Attested:  RC Smetri

Where:  One or more of the multiple Roman forts around Dalswinton and Carzield, around NX951833, near the river Nith, just north of modern Dumfries.  At this point in its list of places RC is heading south from Cambroianna (Drumlanrig) down the Nith, towards Uxela (near Caerlaverock) on the Solway Firth.

Name origin:  A precursor of Dutch smederij or Frisian smitterij ‘smithery’, because Roman troops in that area were of of Dutch/Belgian origin, as revealed, for example, by the inscription fortvnae coh i nervana germanor m eq found at Birrens.  R&S could see no parallels better than Ptolemy’s Σμερται people, far away in northern Scotland.

Notes:  The best places for the Roman army to make its iron tools, weapons, and horse sandals would be dictated mainly by transport links, since iron bloomeries could operate almost anywhere with plenty of timber to make charcoal.  Macadam (1887) mentioned that numerous sites of ancient iron-making were said to be near Ecclefechan, but he could obtain no precise sites.
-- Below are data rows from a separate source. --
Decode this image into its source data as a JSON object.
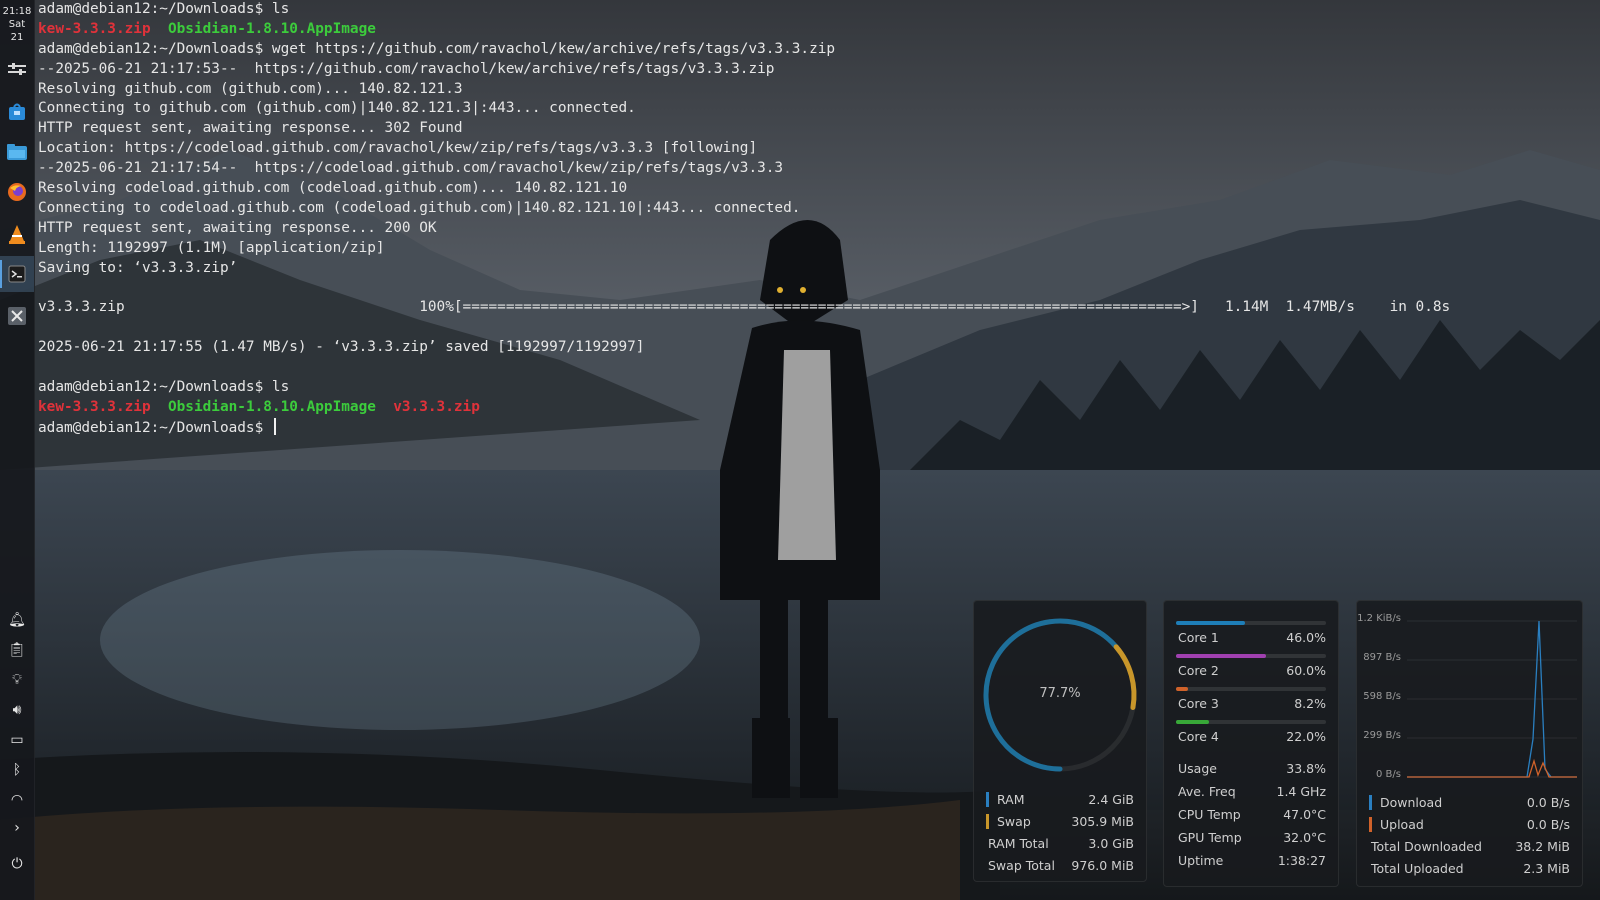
{
  "clock": {
    "time": "21:18",
    "day": "Sat",
    "date": "21"
  },
  "launchers": [
    {
      "name": "system-settings-icon"
    },
    {
      "name": "store-icon"
    },
    {
      "name": "file-manager-icon"
    },
    {
      "name": "firefox-icon"
    },
    {
      "name": "vlc-icon"
    },
    {
      "name": "terminal-icon"
    },
    {
      "name": "x-app-icon"
    }
  ],
  "tray": [
    {
      "name": "notifications-icon",
      "glyph": "🔔︎"
    },
    {
      "name": "clipboard-icon",
      "glyph": "📋︎"
    },
    {
      "name": "night-light-icon",
      "glyph": "💡︎"
    },
    {
      "name": "volume-icon",
      "glyph": "🔊︎"
    },
    {
      "name": "battery-icon",
      "glyph": "▭"
    },
    {
      "name": "bluetooth-icon",
      "glyph": "ᛒ"
    },
    {
      "name": "wifi-icon",
      "glyph": "◠"
    },
    {
      "name": "expand-tray-icon",
      "glyph": "›"
    },
    {
      "name": "power-menu-icon",
      "glyph": "⏻"
    }
  ],
  "terminal": {
    "lines": [
      [
        {
          "t": "adam@debian12:~/Downloads$ ls"
        }
      ],
      [
        {
          "t": "kew-3.3.3.zip",
          "c": "red"
        },
        {
          "t": "  "
        },
        {
          "t": "Obsidian-1.8.10.AppImage",
          "c": "green"
        }
      ],
      [
        {
          "t": "adam@debian12:~/Downloads$ wget https://github.com/ravachol/kew/archive/refs/tags/v3.3.3.zip"
        }
      ],
      [
        {
          "t": "--2025-06-21 21:17:53--  https://github.com/ravachol/kew/archive/refs/tags/v3.3.3.zip"
        }
      ],
      [
        {
          "t": "Resolving github.com (github.com)... 140.82.121.3"
        }
      ],
      [
        {
          "t": "Connecting to github.com (github.com)|140.82.121.3|:443... connected."
        }
      ],
      [
        {
          "t": "HTTP request sent, awaiting response... 302 Found"
        }
      ],
      [
        {
          "t": "Location: https://codeload.github.com/ravachol/kew/zip/refs/tags/v3.3.3 [following]"
        }
      ],
      [
        {
          "t": "--2025-06-21 21:17:54--  https://codeload.github.com/ravachol/kew/zip/refs/tags/v3.3.3"
        }
      ],
      [
        {
          "t": "Resolving codeload.github.com (codeload.github.com)... 140.82.121.10"
        }
      ],
      [
        {
          "t": "Connecting to codeload.github.com (codeload.github.com)|140.82.121.10|:443... connected."
        }
      ],
      [
        {
          "t": "HTTP request sent, awaiting response... 200 OK"
        }
      ],
      [
        {
          "t": "Length: 1192997 (1.1M) [application/zip]"
        }
      ],
      [
        {
          "t": "Saving to: ‘v3.3.3.zip’"
        }
      ],
      [
        {
          "t": ""
        }
      ],
      [
        {
          "t": "v3.3.3.zip                                  100%[===================================================================================>]   1.14M  1.47MB/s    in 0.8s"
        }
      ],
      [
        {
          "t": ""
        }
      ],
      [
        {
          "t": "2025-06-21 21:17:55 (1.47 MB/s) - ‘v3.3.3.zip’ saved [1192997/1192997]"
        }
      ],
      [
        {
          "t": ""
        }
      ],
      [
        {
          "t": "adam@debian12:~/Downloads$ ls"
        }
      ],
      [
        {
          "t": "kew-3.3.3.zip",
          "c": "red"
        },
        {
          "t": "  "
        },
        {
          "t": "Obsidian-1.8.10.AppImage",
          "c": "green"
        },
        {
          "t": "  "
        },
        {
          "t": "v3.3.3.zip",
          "c": "red"
        }
      ],
      [
        {
          "t": "adam@debian12:~/Downloads$ ",
          "cursor": true
        }
      ]
    ]
  },
  "memory": {
    "gauge_value": "77.7%",
    "gauge_fraction": 0.777,
    "rows": [
      {
        "label": "RAM",
        "value": "2.4 GiB",
        "marker": "#2a7fc0"
      },
      {
        "label": "Swap",
        "value": "305.9 MiB",
        "marker": "#c8962a"
      },
      {
        "label": "RAM Total",
        "value": "3.0 GiB"
      },
      {
        "label": "Swap Total",
        "value": "976.0 MiB"
      }
    ]
  },
  "cpu": {
    "cores": [
      {
        "label": "Core 1",
        "value": "46.0%",
        "fraction": 0.46,
        "color": "#1e7eb8"
      },
      {
        "label": "Core 2",
        "value": "60.0%",
        "fraction": 0.6,
        "color": "#a040b0"
      },
      {
        "label": "Core 3",
        "value": "8.2%",
        "fraction": 0.082,
        "color": "#d0622a"
      },
      {
        "label": "Core 4",
        "value": "22.0%",
        "fraction": 0.22,
        "color": "#38a838"
      }
    ],
    "stats": [
      {
        "label": "Usage",
        "value": "33.8%"
      },
      {
        "label": "Ave. Freq",
        "value": "1.4 GHz"
      },
      {
        "label": "CPU Temp",
        "value": "47.0°C"
      },
      {
        "label": "GPU Temp",
        "value": "32.0°C"
      },
      {
        "label": "Uptime",
        "value": "1:38:27"
      }
    ]
  },
  "network": {
    "axis_labels": [
      "1.2 KiB/s",
      "897 B/s",
      "598 B/s",
      "299 B/s",
      "0 B/s"
    ],
    "rows": [
      {
        "label": "Download",
        "value": "0.0 B/s",
        "marker": "#2a7fc0"
      },
      {
        "label": "Upload",
        "value": "0.0 B/s",
        "marker": "#d0622a"
      },
      {
        "label": "Total Downloaded",
        "value": "38.2 MiB"
      },
      {
        "label": "Total Uploaded",
        "value": "2.3 MiB"
      }
    ],
    "colors": {
      "download": "#2a7fc0",
      "upload": "#d0622a"
    }
  }
}
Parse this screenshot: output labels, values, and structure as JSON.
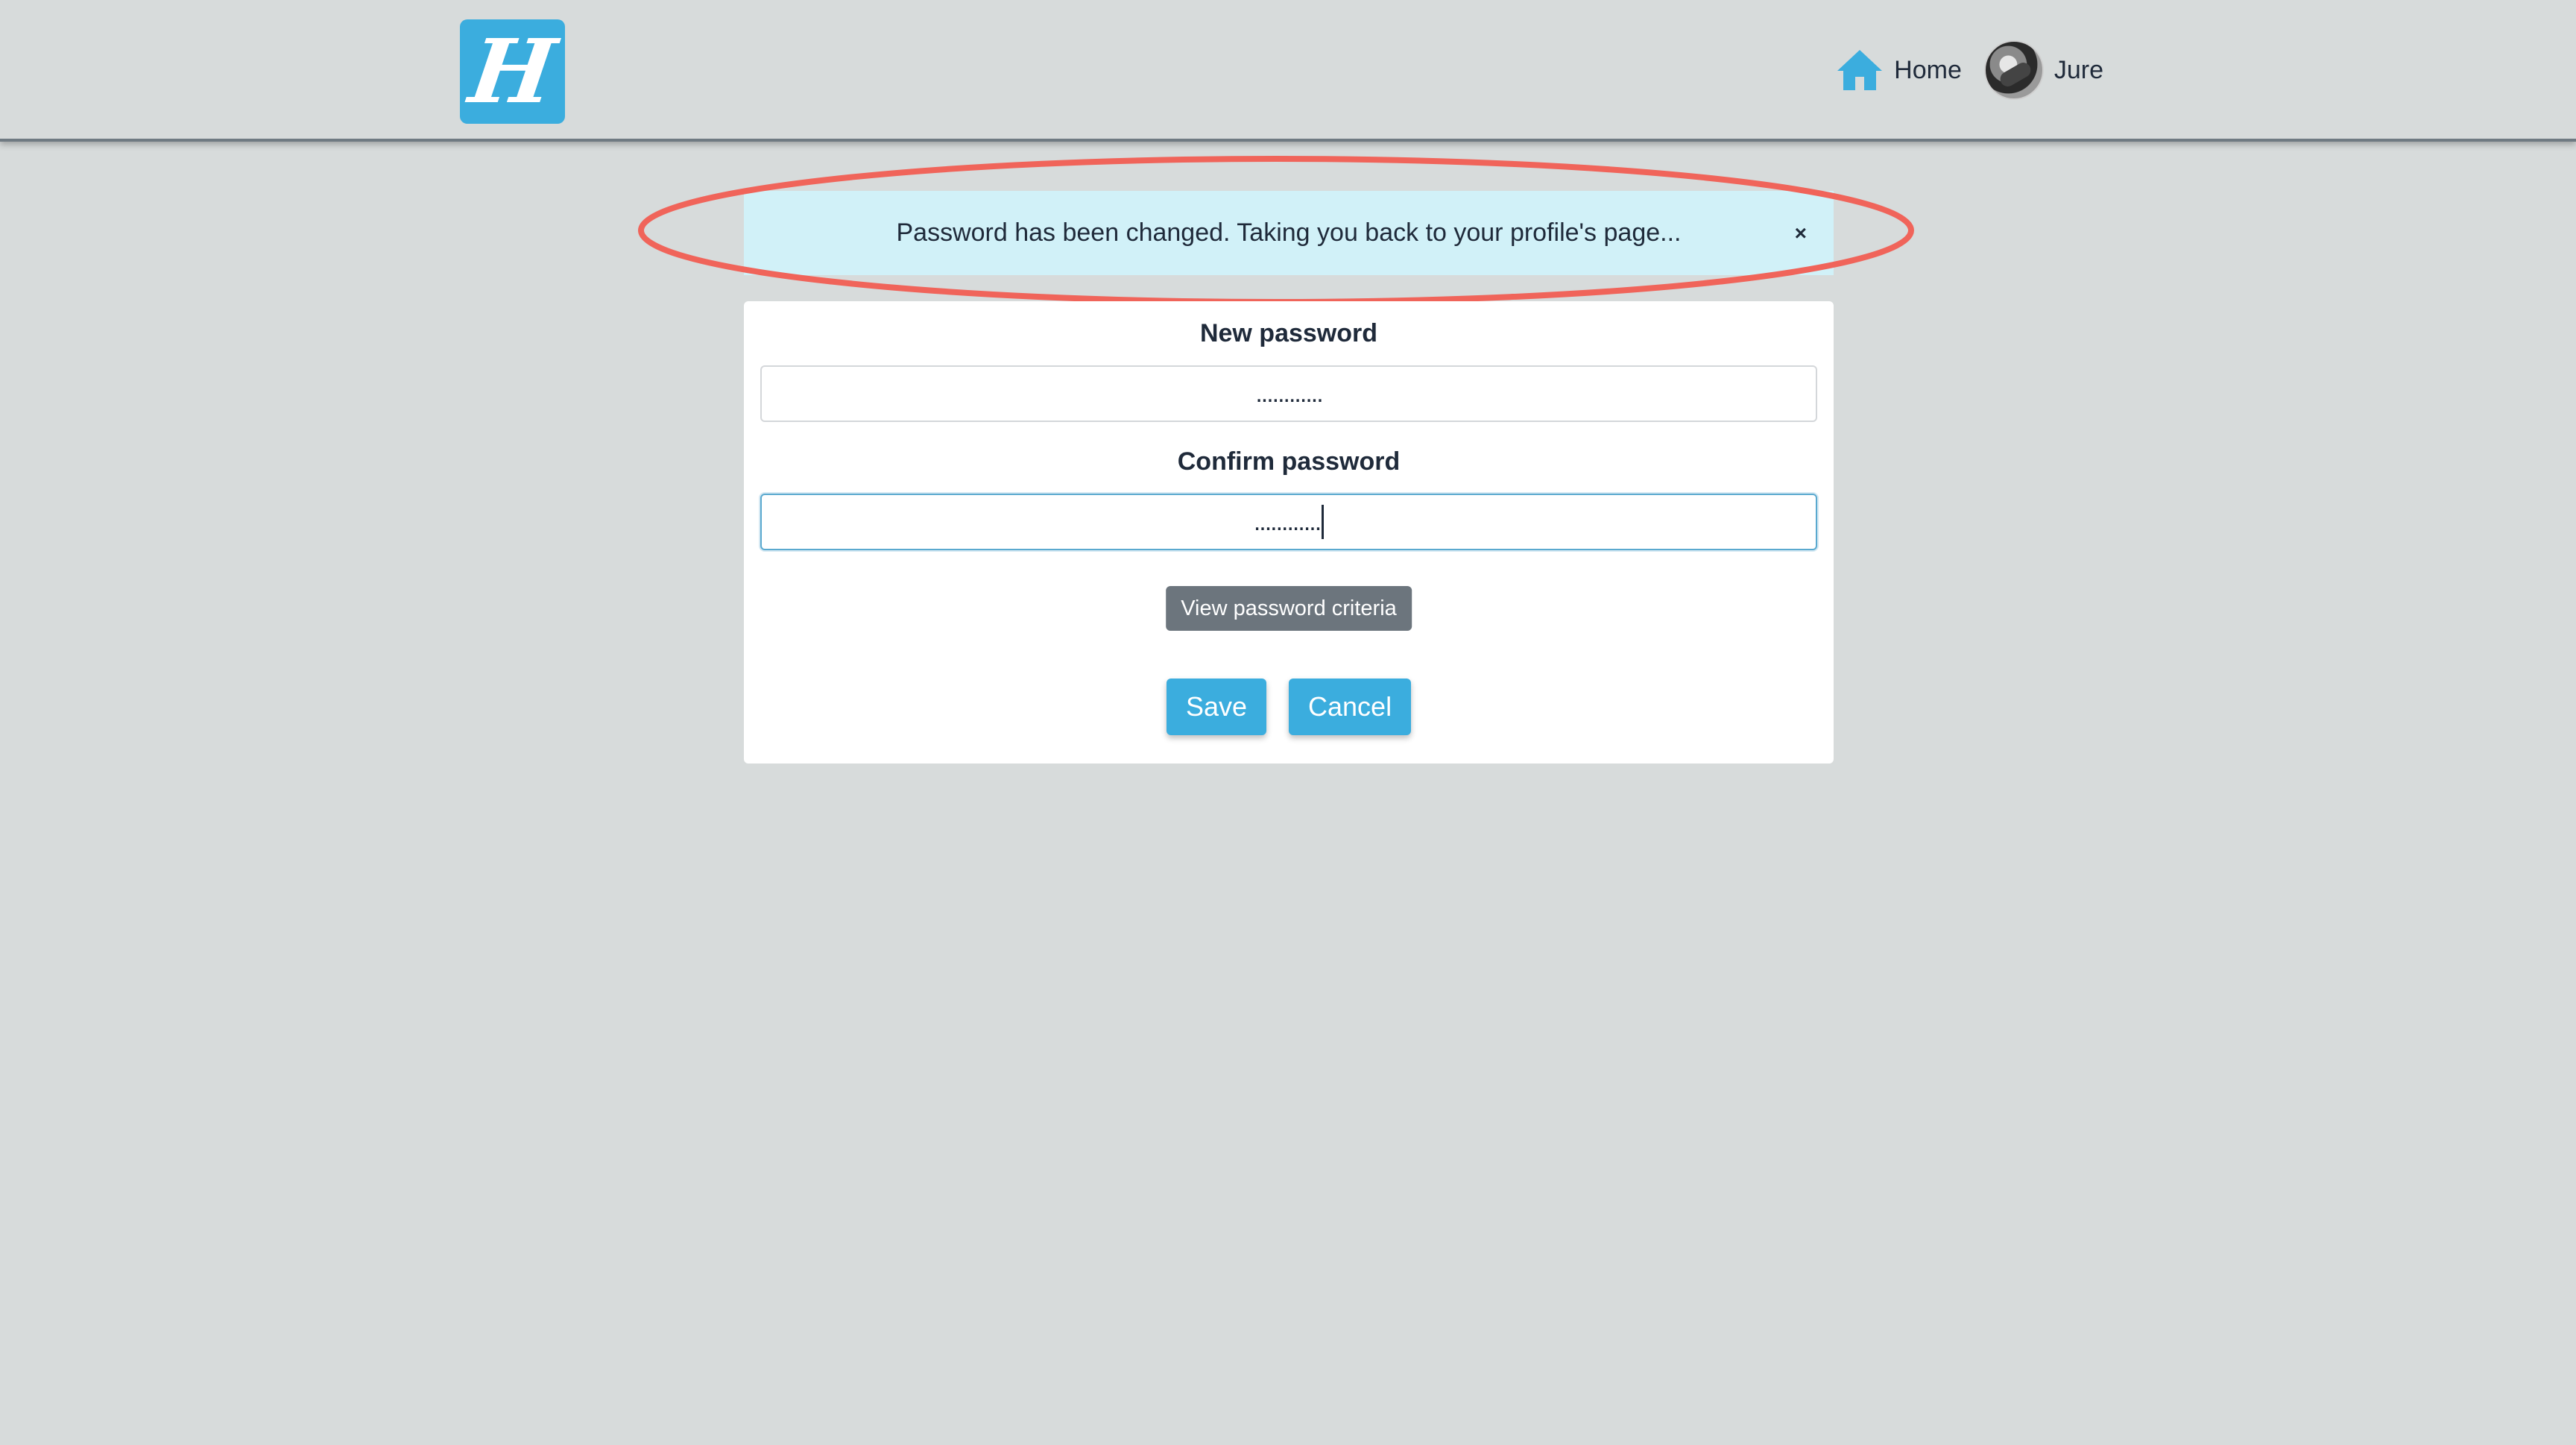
{
  "header": {
    "logo_letter": "H",
    "nav": {
      "home_label": "Home",
      "user_label": "Jure"
    }
  },
  "alert": {
    "message": "Password has been changed. Taking you back to your profile's page...",
    "close_symbol": "×"
  },
  "form": {
    "new_password_label": "New password",
    "new_password_value": "............",
    "confirm_password_label": "Confirm password",
    "confirm_password_value": "............",
    "criteria_button": "View password criteria",
    "save_button": "Save",
    "cancel_button": "Cancel"
  },
  "colors": {
    "brand": "#3badde",
    "page_background": "#d7dbdb",
    "alert_background": "#d1f1f8",
    "highlight": "#f0645a",
    "secondary_button": "#6c757d"
  },
  "icons": {
    "home": "home-icon",
    "close": "close-icon"
  }
}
Standard terms of use:You may copy this text freely, provided you acknowledge its source, recognise that it is liable to human error, and try to offer suggestions for improvement.
Last Edited: 10 August 2016